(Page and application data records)
........

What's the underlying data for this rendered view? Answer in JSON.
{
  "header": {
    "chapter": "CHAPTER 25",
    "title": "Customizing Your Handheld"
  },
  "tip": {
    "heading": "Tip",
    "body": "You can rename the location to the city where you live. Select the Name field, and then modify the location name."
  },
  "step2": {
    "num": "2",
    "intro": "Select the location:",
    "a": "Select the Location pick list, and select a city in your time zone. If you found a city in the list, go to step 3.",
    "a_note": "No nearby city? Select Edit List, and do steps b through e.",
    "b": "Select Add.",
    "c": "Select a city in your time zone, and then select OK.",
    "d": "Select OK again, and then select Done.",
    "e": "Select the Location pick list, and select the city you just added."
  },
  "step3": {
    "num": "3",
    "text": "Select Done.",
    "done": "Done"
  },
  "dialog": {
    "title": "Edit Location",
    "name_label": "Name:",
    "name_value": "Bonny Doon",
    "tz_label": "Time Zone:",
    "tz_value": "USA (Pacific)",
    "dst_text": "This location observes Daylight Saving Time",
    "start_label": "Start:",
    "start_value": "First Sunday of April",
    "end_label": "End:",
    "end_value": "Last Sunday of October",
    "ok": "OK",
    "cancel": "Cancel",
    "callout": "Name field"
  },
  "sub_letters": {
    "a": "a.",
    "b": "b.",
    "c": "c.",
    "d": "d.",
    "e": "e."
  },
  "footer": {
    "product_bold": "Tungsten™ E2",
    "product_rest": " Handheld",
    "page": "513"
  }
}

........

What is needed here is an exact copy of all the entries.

What's the underlying data for this rendered view? Answer in JSON.
{
  "header": {
    "chapter": "CHAPTER 25",
    "title": "Customizing Your Handheld"
  },
  "tip": {
    "heading": "Tip",
    "body": "You can rename the location to the city where you live. Select the Name field, and then modify the location name."
  },
  "step2": {
    "num": "2",
    "intro": "Select the location:",
    "a": "Select the Location pick list, and select a city in your time zone. If you found a city in the list, go to step 3.",
    "a_note": "No nearby city? Select Edit List, and do steps b through e.",
    "b": "Select Add.",
    "c": "Select a city in your time zone, and then select OK.",
    "d": "Select OK again, and then select Done.",
    "e": "Select the Location pick list, and select the city you just added."
  },
  "step3": {
    "num": "3",
    "text": "Select Done.",
    "done": "Done"
  },
  "dialog": {
    "title": "Edit Location",
    "name_label": "Name:",
    "name_value": "Bonny Doon",
    "tz_label": "Time Zone:",
    "tz_value": "USA (Pacific)",
    "dst_text": "This location observes Daylight Saving Time",
    "start_label": "Start:",
    "start_value": "First Sunday of April",
    "end_label": "End:",
    "end_value": "Last Sunday of October",
    "ok": "OK",
    "cancel": "Cancel",
    "callout": "Name field"
  },
  "sub_letters": {
    "a": "a.",
    "b": "b.",
    "c": "c.",
    "d": "d.",
    "e": "e."
  },
  "footer": {
    "product_bold": "Tungsten™ E2",
    "product_rest": " Handheld",
    "page": "513"
  }
}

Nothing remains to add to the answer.